“I hope you will, colonel,” was the warm answer of Sir George Godolphin. “Prior’s Ash could ill spare you.”
“I don’t know about that,” laughed the colonel. “But I do know that I could ill spare life. I wish you could take the run with us this morning!”
“I wish I could. But that you might accuse me of—what was it?—losing heart, I would say that my last run with the hounds has been taken. It has cost me an effort to come so far as this, walking my horse at a snail’s pace. Do you see Lady Godolphin? She ought to be here.”
Colonel Max, who was a short man, raised himself in his stirrups, and gazed from point to point of the gradually increasing crowd. “In her carriage, I suppose?”
“In her carriage, of course,” answered Sir George. “She is no amazon.” But he did not avow his reason for inquiring after his wife’s carriage—that he felt a giddiness stealing over him, and thought he might be glad of its support. Neither did he explain that he was unable to look round for it himself just then, under fear of falling from his horse.

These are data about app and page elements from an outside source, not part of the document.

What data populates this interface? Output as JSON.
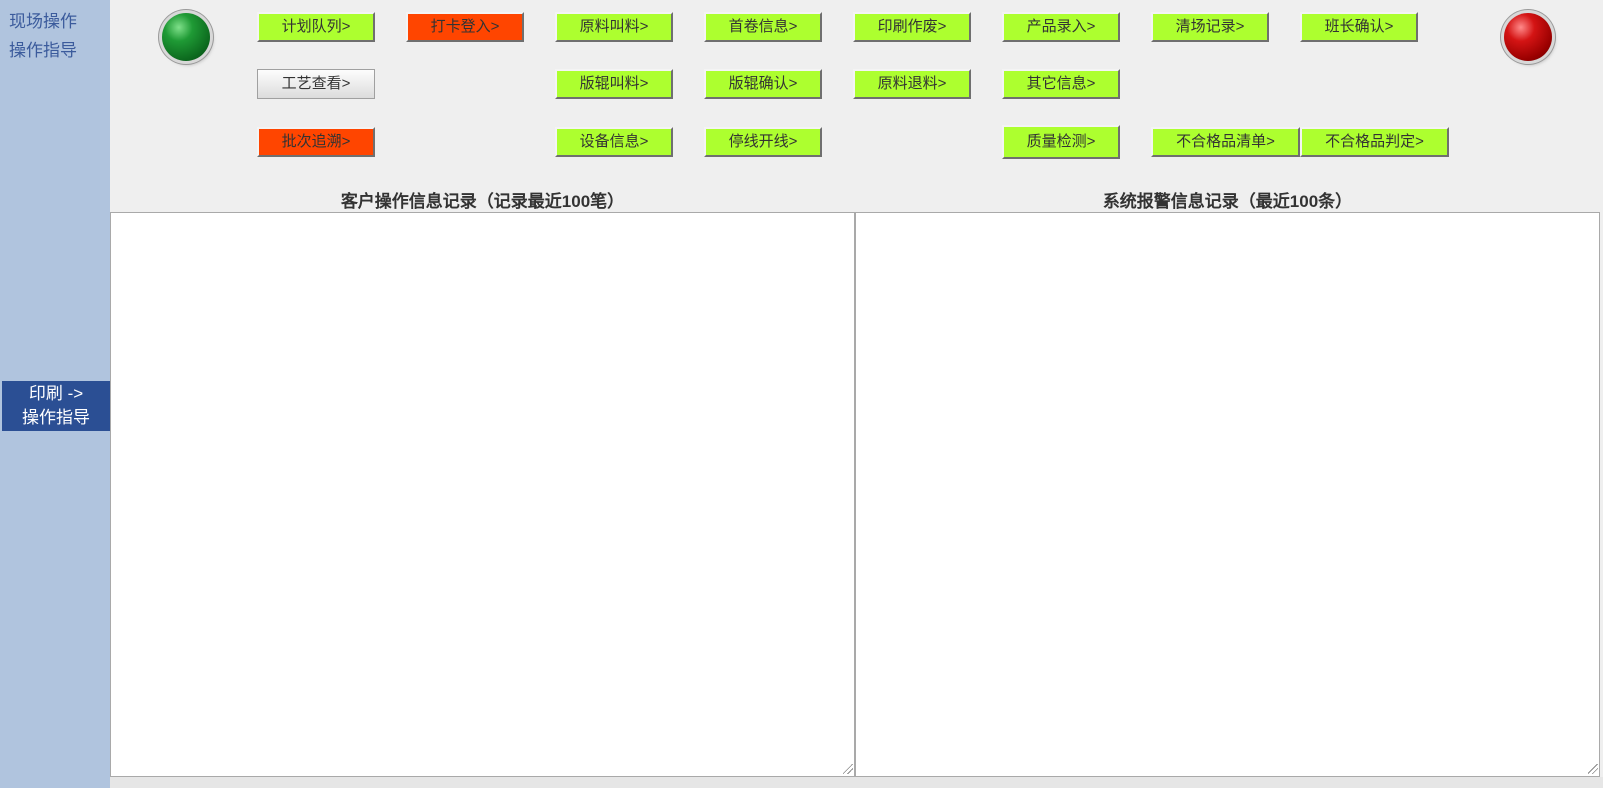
{
  "sidebar": {
    "links": [
      {
        "label": "现场操作"
      },
      {
        "label": "操作指导"
      }
    ],
    "active": {
      "line1": "印刷 ->",
      "line2": "操作指导"
    }
  },
  "indicators": {
    "left_status": "green",
    "right_status": "red"
  },
  "buttons": {
    "plan_queue": "计划队列>",
    "clock_in": "打卡登入>",
    "material_call": "原料叫料>",
    "first_roll_info": "首卷信息>",
    "print_scrap": "印刷作废>",
    "product_entry": "产品录入>",
    "clearance_record": "清场记录>",
    "shift_leader_confirm": "班长确认>",
    "process_view": "工艺查看>",
    "roller_call": "版辊叫料>",
    "roller_confirm": "版辊确认>",
    "material_return": "原料退料>",
    "other_info": "其它信息>",
    "batch_trace": "批次追溯>",
    "equipment_info": "设备信息>",
    "line_stop_start": "停线开线>",
    "quality_check": "质量检测>",
    "nonconforming_list": "不合格品清单>",
    "nonconforming_judge": "不合格品判定>"
  },
  "colors": {
    "green_button": "#adff2f",
    "red_button": "#ff4500",
    "sidebar_bg": "#b0c4de",
    "sidebar_active": "#2b4f94"
  },
  "panels": {
    "operation_log_title": "客户操作信息记录（记录最近100笔）",
    "alarm_log_title": "系统报警信息记录（最近100条）",
    "operation_log_value": "",
    "alarm_log_value": ""
  }
}
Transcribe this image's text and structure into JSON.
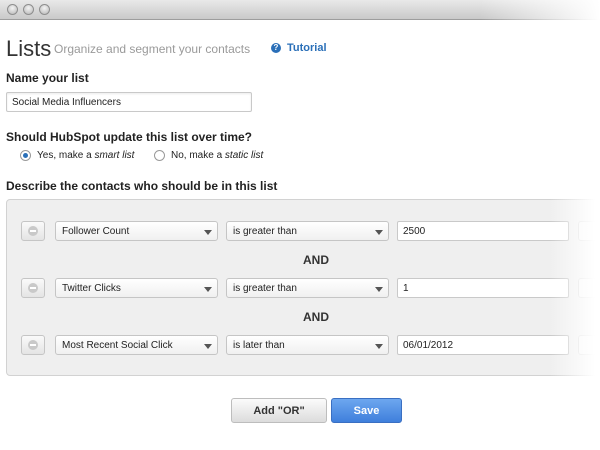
{
  "header": {
    "title": "Lists",
    "subtitle": "Organize and segment your contacts",
    "tutorial_label": "Tutorial",
    "help_glyph": "?"
  },
  "name_section": {
    "label": "Name your list",
    "value": "Social Media Influencers"
  },
  "update_section": {
    "label": "Should HubSpot update this list over time?",
    "options": [
      {
        "prefix": "Yes, make a ",
        "emphasis": "smart list",
        "checked": true
      },
      {
        "prefix": "No, make a ",
        "emphasis": "static list",
        "checked": false
      }
    ]
  },
  "criteria_section": {
    "label": "Describe the contacts who should be in this list",
    "rows": [
      {
        "property": "Follower Count",
        "operator": "is greater than",
        "value": "2500"
      },
      {
        "property": "Twitter Clicks",
        "operator": "is greater than",
        "value": "1"
      },
      {
        "property": "Most Recent Social Click",
        "operator": "is later than",
        "value": "06/01/2012"
      }
    ],
    "connectors": [
      "AND",
      "AND"
    ]
  },
  "actions": {
    "add_or_label": "Add \"OR\"",
    "save_label": "Save"
  },
  "colors": {
    "link": "#2a6fb8",
    "save_button": "#4a8be6"
  },
  "icons": {
    "help": "help-icon",
    "remove": "minus-circle-icon",
    "dropdown": "chevron-down-icon"
  }
}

“I don’t think she has come yet,” said Colonel Max. “I do not see the livery. As to the ladies, they all look so like one another now, with their furbelows and feathers, that I’ll be shot if I should know my own wife—if I had one—at a dozen paces’ distance. Here is some one else, however.”
Riding up quietly, and reining in at the side of Sir George, was a gentleman of middle height, with dark hair, dark grey eyes, and a quiet, pale countenance. In age he may have wanted some three or four years of forty, and a casual observer might have pronounced him “insignificant,” and never have cast on him a second glance. But there was a certain attraction in his face which won its way to hearts; and his voice sounded wonderfully sweet and kind as he grasped the hand of Sir George.
“My dear father! I am so glad to see you here!”
“And surprised too, I conclude, Thomas,” returned Sir George, smiling on his son. “Come closer to me, will you, and let me rest my arm upon your shoulder for a minute. I feel somewhat giddy.”
“Should you have ventured out on horseback?” inquired Thomas Godolphin, as he hastened to place himself in proximity with his father.
“The air will do m

  • Univers Univers
  • Ebooks Ebooks
  • Livres audio Livres audio
  • Presse Presse
  • Podcasts Podcasts
  • BD BD
  • Documents Documents